John Julius Norwich (1929-2018) was an English popular historian, travel writer and television personality. He was educated at Upper Canada College, Toronto, at Eton, at the University of Strasbourg and on the lower deck of the Royal Navy before taking a degree in French and Russian at New College, Oxford. He then spent twelve years in H.M. Foreign Service, with posts at the Embassies in Belgrade and Beirut and at the Disarmament Conference in Geneva. In 1964 he resigned to become a writer.
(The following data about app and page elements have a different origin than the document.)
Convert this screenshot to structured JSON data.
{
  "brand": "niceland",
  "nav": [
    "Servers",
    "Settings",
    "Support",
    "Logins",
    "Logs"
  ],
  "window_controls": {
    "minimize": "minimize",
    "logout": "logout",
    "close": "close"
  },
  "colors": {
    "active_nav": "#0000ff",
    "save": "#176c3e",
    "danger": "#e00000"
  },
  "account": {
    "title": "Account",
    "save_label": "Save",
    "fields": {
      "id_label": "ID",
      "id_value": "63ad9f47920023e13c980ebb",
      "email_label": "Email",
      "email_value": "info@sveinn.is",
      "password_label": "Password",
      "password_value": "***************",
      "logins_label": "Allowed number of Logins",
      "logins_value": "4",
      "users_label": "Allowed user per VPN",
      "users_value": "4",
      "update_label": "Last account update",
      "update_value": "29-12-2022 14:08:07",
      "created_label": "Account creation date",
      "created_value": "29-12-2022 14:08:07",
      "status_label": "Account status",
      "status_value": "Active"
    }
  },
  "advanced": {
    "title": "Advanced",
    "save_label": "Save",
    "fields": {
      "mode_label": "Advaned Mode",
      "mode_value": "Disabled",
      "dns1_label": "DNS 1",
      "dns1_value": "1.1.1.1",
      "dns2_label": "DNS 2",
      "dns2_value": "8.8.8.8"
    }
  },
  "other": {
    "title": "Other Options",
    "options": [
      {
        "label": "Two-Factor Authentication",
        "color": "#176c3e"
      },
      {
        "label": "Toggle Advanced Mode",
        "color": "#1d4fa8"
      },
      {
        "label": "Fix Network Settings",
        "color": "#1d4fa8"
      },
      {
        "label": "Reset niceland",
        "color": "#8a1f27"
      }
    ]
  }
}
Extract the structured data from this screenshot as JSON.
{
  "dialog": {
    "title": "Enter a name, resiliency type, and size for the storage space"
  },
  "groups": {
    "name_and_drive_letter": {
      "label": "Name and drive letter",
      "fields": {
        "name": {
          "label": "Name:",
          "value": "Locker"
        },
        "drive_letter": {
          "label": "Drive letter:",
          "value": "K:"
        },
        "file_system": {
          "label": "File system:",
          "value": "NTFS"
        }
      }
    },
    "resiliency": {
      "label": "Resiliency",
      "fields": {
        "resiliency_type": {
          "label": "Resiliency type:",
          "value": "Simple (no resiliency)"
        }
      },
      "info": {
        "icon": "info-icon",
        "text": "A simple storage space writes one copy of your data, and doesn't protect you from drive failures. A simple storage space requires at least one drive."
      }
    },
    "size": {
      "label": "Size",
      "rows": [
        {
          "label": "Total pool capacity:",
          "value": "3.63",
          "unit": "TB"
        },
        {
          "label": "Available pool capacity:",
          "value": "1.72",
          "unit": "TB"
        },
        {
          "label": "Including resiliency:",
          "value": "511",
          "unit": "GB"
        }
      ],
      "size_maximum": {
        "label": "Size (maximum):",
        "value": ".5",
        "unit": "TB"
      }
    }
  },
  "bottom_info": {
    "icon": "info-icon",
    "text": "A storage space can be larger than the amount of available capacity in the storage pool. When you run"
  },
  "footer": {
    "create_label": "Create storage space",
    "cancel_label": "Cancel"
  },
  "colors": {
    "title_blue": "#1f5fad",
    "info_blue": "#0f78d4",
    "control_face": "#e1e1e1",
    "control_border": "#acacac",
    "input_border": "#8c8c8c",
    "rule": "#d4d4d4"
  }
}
He is the author of histories of Norman Sicily, the Republic of Venice, the Byzantine Empire and, most recently, 'The Popes: A History'. He also wrote on architecture, music and the history plays of Shakespeare, and presented some thirty historical documentaries on BBC Television.

Listeners: Christopher Sykes

Christopher Sykes is an independent documentary producer who has made a number of films about science and scientists for BBC TV, Channel Four, and PBS.

Tags: Mount Athos

Duration: 2 minutes, 41 seconds

Date story recorded: 2017

Date story went live: 03 October 2018